So tomorrow, the U.S. Department of the Treasury is coming out with a new thing that you can buy. Instead of just printing all the money themselves, they’ve decided that they’ll sell smaller “mini-mints” to private individuals. This sounds like a great deal, right? I mean, it’s literally your own money printer.
Here’s the fine print: the up-front cost is a million bucks. And the machine can only print denominations of US currency that are currently in circulation, which means the largest single bill you can print is a Franklin – $100. Oh, and the machine can only print one bill per day.
It’s a great deal! …isn’t it?
Well, assuming you had a million dollars liquid to buy one, you’ll have made your money back in just under twenty-seven and a half years. After that, though, you’re totally just making free money! That is, if you completely ignore the opportunity cost of tying a million bucks up in this silly machine for almost three decades.
Okay, but let’s say you don’t have a million bucks, but you still want this machine. No problem, says the treasury! You can finance it! And heck, this is the US Treasury, not some private lender, so they’ll keep the interest rates low and they won’t do any sort of background check – anyone who wants a money printer can borrow the money to buy one.
But “low” interest doesn’t mean “no” interest, so there’s still a little overhead to pay now. And the machine can still only print a max of $100 per day. So borrowing to get one of these machines is an even worse deal than buying one outright, it would seem.
And of course, that even assumes that everyone uses the machine to its maximum capacity! But it turns out, that might be difficult. The machines still need ink and paper, and there isn’t always enough for every machine, so sometimes the machines are idle. Sometimes people choose to print $50 bills or even $1 bills with them, just because they like those better. Sometimes people just don’t print bills! Even though the machine is relatively simple to use, it isn’t automatic – each day you want to print a bill you still have to type in what you want and hit “print,” and some people just don’t do it. Some people pay for a machine and never even bother to go pick it up and plug it in, believe it or not. Some machines are defective or outright broken when they’re bought – but there is no customer service and no refunds, so those people are just out of luck.
So here’s what happens. A whole lot of people want these machines, because the fine print is lost on them and all they hear is “money printer.” Most people that buy them borrow for them. And so most people who have them are not only in a ton of debt, but they’re in debt that they probably aren’t going to be able to pay off.
It’s fine to be compassionate to those people! You should always be compassionate. But if someone were to suggest that the collective debt of these money-printer-owners is a “crisis,” then the very first thing that should be discussed is how irresponsible and predatory it was for the US Treasury to sell these machines in the first place.

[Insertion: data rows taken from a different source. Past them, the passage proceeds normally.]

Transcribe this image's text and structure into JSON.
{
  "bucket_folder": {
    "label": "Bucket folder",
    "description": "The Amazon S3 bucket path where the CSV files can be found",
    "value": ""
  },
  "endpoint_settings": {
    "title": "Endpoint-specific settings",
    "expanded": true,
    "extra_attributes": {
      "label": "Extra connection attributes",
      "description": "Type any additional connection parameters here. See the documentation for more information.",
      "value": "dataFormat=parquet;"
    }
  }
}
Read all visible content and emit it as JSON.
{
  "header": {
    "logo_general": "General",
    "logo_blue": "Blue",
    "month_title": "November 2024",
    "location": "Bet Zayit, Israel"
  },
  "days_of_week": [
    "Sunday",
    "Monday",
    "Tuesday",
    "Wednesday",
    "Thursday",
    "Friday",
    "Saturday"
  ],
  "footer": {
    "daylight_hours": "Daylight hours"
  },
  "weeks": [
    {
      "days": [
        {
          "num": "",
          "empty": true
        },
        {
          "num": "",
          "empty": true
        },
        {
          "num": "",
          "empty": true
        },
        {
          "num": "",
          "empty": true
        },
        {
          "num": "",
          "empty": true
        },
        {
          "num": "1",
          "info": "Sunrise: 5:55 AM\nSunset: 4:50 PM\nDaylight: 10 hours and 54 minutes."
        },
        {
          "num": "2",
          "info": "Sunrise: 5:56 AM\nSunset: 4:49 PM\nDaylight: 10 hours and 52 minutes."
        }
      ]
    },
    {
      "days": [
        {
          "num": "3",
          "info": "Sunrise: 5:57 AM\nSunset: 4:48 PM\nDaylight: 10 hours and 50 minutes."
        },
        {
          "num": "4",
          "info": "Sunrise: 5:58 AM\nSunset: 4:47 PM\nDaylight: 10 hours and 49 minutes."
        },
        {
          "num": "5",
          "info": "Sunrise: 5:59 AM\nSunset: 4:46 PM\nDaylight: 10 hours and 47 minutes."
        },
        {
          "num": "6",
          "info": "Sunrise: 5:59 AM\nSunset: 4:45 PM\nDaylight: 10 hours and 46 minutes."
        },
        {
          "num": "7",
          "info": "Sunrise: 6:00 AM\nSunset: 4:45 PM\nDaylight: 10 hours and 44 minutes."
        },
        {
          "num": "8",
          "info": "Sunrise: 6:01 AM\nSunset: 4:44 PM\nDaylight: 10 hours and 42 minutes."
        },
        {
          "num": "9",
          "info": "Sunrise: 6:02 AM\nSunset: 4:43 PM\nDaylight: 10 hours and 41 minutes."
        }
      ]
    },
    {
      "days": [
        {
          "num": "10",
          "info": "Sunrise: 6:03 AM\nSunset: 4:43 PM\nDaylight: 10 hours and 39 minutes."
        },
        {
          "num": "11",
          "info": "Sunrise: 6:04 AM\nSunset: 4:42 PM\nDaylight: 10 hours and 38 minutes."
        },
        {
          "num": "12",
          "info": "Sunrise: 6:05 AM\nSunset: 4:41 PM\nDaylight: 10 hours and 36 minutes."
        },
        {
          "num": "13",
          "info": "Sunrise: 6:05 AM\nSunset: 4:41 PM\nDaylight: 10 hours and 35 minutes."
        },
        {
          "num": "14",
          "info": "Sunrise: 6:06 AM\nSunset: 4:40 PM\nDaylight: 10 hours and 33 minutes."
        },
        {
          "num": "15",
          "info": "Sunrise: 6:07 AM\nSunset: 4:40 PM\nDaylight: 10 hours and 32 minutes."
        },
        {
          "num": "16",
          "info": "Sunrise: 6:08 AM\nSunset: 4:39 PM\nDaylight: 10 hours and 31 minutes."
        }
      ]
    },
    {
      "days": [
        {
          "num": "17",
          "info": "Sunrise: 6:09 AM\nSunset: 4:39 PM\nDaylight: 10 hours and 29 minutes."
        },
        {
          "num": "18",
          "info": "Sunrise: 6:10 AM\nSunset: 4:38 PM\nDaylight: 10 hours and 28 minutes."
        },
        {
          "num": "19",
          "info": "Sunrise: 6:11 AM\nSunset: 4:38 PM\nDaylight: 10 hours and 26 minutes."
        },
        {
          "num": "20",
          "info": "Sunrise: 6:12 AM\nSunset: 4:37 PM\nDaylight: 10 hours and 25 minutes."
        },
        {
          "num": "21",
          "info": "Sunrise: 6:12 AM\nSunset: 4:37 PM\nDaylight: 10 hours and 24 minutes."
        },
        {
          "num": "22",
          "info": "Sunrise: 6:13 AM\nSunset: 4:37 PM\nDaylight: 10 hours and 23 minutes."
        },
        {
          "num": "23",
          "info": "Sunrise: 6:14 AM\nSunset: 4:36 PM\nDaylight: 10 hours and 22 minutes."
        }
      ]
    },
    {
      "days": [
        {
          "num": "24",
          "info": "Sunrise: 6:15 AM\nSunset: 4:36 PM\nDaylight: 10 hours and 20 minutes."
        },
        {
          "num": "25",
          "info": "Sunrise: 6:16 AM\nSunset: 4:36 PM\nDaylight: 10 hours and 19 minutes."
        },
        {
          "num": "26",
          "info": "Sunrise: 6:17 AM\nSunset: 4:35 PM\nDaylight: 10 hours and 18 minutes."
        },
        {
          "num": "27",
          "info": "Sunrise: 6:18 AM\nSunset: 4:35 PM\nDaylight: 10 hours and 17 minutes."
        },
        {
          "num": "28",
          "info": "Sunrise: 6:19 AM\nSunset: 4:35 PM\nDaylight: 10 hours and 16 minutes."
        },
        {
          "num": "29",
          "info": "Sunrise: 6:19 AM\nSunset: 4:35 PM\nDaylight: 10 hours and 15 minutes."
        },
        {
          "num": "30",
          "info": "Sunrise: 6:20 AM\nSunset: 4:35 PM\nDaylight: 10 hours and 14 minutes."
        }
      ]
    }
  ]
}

Because here’s the thing: if there is enough debt over a single asset to be called a “crisis,” then by definition that asset is a terrible investment and it should stop being bought. If apples sell for ten cents apiece but apple trees cost two hundred thousand dollars, then apple trees would be a terrible investment. You could still buy an apple tree because you liked it, but then we’re talking about consumption goods and not investments, and you can’t make the same arguments about debt.
Let me just beat this (by now, hopefully obvious) analogy to death a tiny bit more:
When you propose that the US Treasury stop selling money printers, there will absolutely be someone who claims “What a monster you are! People need money! If we stop selling money printers, how will they get money?!” (Very likely this person works for the US Treasury’s money-printer division and is doing very well.) The argument will catch on among certain people. They’re pulling a bait-and-switch, swapping out one vehicle for accomplishing something for the thing itself.
People generally need money, sure. That’s not the same as saying that they need to buy money-printers for a million (borrowed) bucks. Some things stick around for a long time, but that doesn’t mean they’re good.